Liquidating assets rather than using them productively affects the businesses' suppliers and customers as well as employees and the business owners. Suppliers need to alter their production plans, customers have to either purchase less or pay higher prices, and employees have less income to make purchases from other retailers, and so on.

Some of these small business owners will be on the threshold margins--that is, the margin right below where the tax hits. This is where creating additional value would put them into a high-income bracket, where they would be liable to pay more taxes. Many would decide that taking that extra risk to grow their income would not be worth it at the higher tax rate, leading to less value created for their customers and less work for employees. In turn, employees and potential employees would not have the additional income they could have had.

Individuals Above the Margin

Individuals at the higher end of the bracket have access to multiple professional services and financial products that can help them avoid the higher tax. This helps explain why taxable incomes that are higher up on the income scale have a larger decrease in to response to higher tax rates than lower incomes. This suggests that raising taxes on high-income individuals would not produce as much revenue as the surtax's advocates suppose.[6]

The deadweight loss of a high-income surtax increases, too, because more resources are being wasted to relocate and re-classify income in order to avoid the tax. High-income individuals often donate their income to nonprofit organizations or invest it in venture capital funds for new technology. They also channel their money through financial intermediaries that provide credit to entrepreneurs, small businesses, and households. Thus, the higher tax burden and increased deadweight losses means that fewer resources are being re-invested in these productive ventures and less credit is available to businesses and households.
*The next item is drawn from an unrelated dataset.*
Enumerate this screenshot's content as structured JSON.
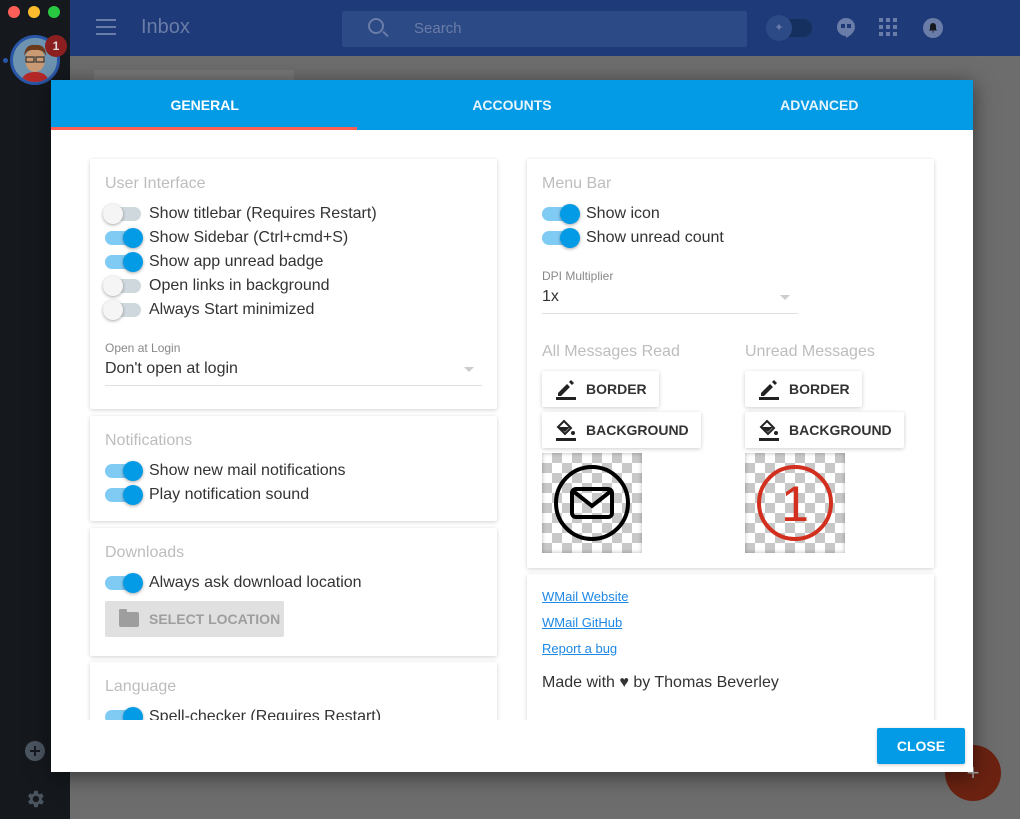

These negative and compounding feedback effects from entrepreneurs, small business owners, and higher-income individuals minimizing their tax burden weakens the economy. As this discouragement builds over the years, fewer and fewer will strive to find new opportunities. This can be seen visually from graphs of the dynamic macroeconomic analysis. The growing difference between the baseline and the policy over the next decade shows how the snowball effect unfolds.
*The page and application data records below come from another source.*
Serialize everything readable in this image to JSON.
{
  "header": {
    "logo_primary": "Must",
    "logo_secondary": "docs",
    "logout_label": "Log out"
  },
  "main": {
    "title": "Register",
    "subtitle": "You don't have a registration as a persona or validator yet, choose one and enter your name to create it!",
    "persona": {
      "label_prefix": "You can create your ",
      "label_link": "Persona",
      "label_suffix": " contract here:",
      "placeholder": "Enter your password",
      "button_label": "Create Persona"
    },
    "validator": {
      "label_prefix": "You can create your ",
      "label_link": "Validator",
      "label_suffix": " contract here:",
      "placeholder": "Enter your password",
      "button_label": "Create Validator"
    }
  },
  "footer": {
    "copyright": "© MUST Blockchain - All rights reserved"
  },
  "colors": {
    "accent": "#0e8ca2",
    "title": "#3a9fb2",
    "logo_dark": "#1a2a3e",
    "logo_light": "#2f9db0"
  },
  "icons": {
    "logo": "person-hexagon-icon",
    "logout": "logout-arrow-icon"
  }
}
How the HR 3200 Surtax would affect the Economy

Who Wants a Lower Living Standard?

All parts of the economy are interconnected; a small change in one sector can have ripple effects throughout the entire country. A policy that causes more resources to be wasted than created will be borne by all members of society no matter who is liable to remit the tax.

So far, health care reform proposals and the financing of them are asking Americans as a whole to trade a higher standard of living for a lower one. Does this mean that there would not be some in the economy that are made better off? No, some people will be made better off. But on net, more people are going to be made worse off. But tragically, they would not even know the opportunities they would miss out on.
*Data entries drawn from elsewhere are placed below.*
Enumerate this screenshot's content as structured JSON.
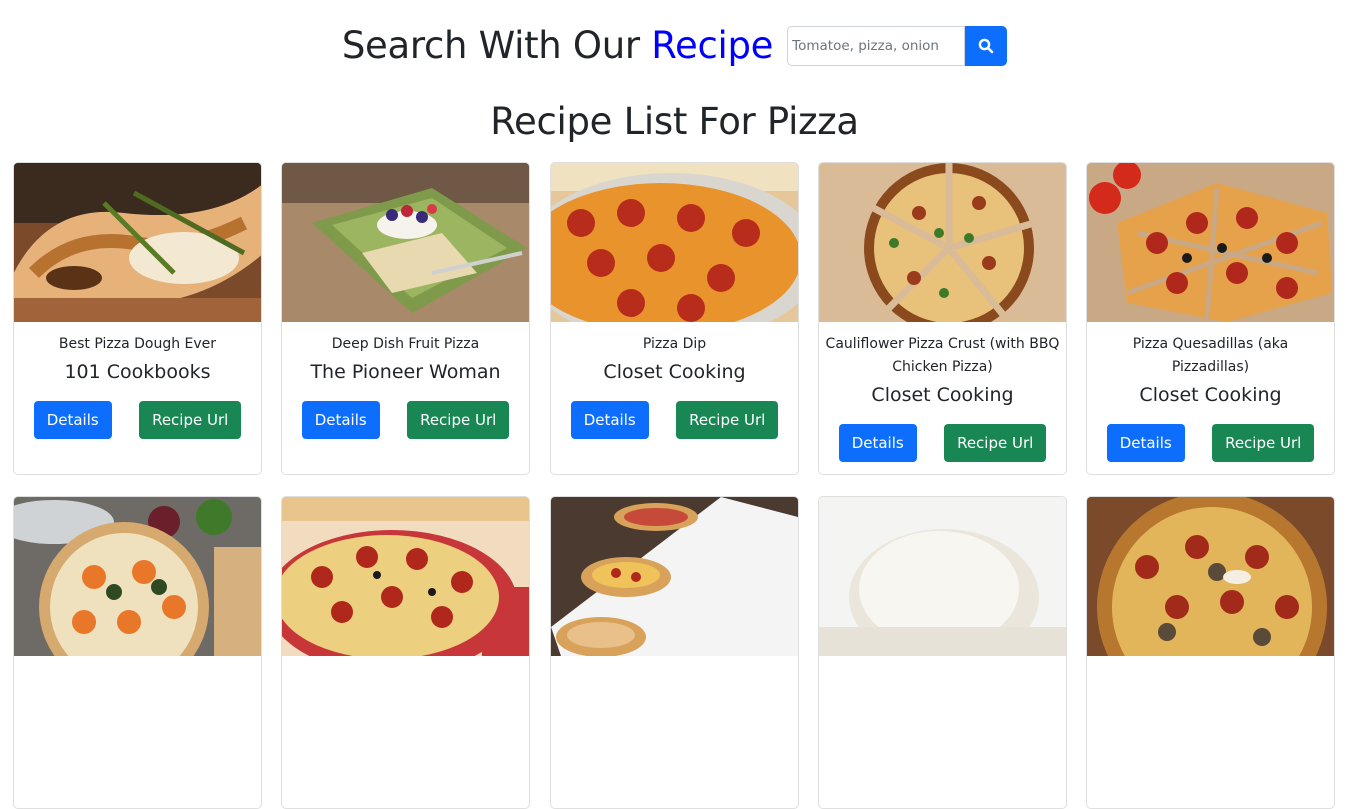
{
  "header": {
    "title_prefix": "Search With Our",
    "title_accent": "Recipe"
  },
  "search": {
    "placeholder": "Tomatoe, pizza, onion",
    "value": ""
  },
  "list_heading": "Recipe List For Pizza",
  "buttons": {
    "details": "Details",
    "recipe_url": "Recipe Url"
  },
  "recipes": [
    {
      "title": "Best Pizza Dough Ever",
      "publisher": "101 Cookbooks"
    },
    {
      "title": "Deep Dish Fruit Pizza",
      "publisher": "The Pioneer Woman"
    },
    {
      "title": "Pizza Dip",
      "publisher": "Closet Cooking"
    },
    {
      "title": "Cauliflower Pizza Crust (with BBQ Chicken Pizza)",
      "publisher": "Closet Cooking"
    },
    {
      "title": "Pizza Quesadillas (aka Pizzadillas)",
      "publisher": "Closet Cooking"
    }
  ],
  "colors": {
    "accent": "#0000ff",
    "primary": "#0d6efd",
    "success": "#198754"
  }
}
[1]BNA, “Section-by-Section Analysis of Affordable Health Care for America Act (H.R. 3962),” Daily Report for Executives, October 30, 2009, at http://news.bna.com/drln/display/alpha.adp?mode=topics&letter=H&frag_id=15676448&item=745CE5BC6E3557B01BF4CFBD90721AE7 (October 31, 2009).

[2]Karen A. Campbell, “Current Health Insurance Reform Proposals vs. Real Reform and Economic Growth,” Heritage Foundation Backgrounder No. 2321, September 23, 2009, at http://www.heritage.org/Research/HealthCare/bg2321.cfm.

[3]Robert Carroll, “The Excess Burden of Taxes and the Economic Cost of High Tax Rates,” Tax Foundation, August 2009, at http://taxfoundation.org/files/sr170.pdf (August 24, 2009).

[4]The baseline is a weighted average forecast of the most likely paths the economy could take absent any major unpredictable events (e.g., a natural disaster, collapse of a major industry, or a terrorist attack).

[5]Campbell, “Current Health Insurance Reform Proposals,” p. 7.

[6]Emmanuel Saez, Joel B. Slemrod, and Seth H. Giertz, “The Elasticity of Taxable Income with Respect to Marginal Tax Rates: A Critical Review,” National Bureau of Economic Research, May 2009, at http://www.nber.org/papers/w15012 (August 25, 2009).


Karen Campbell
Karen Campbell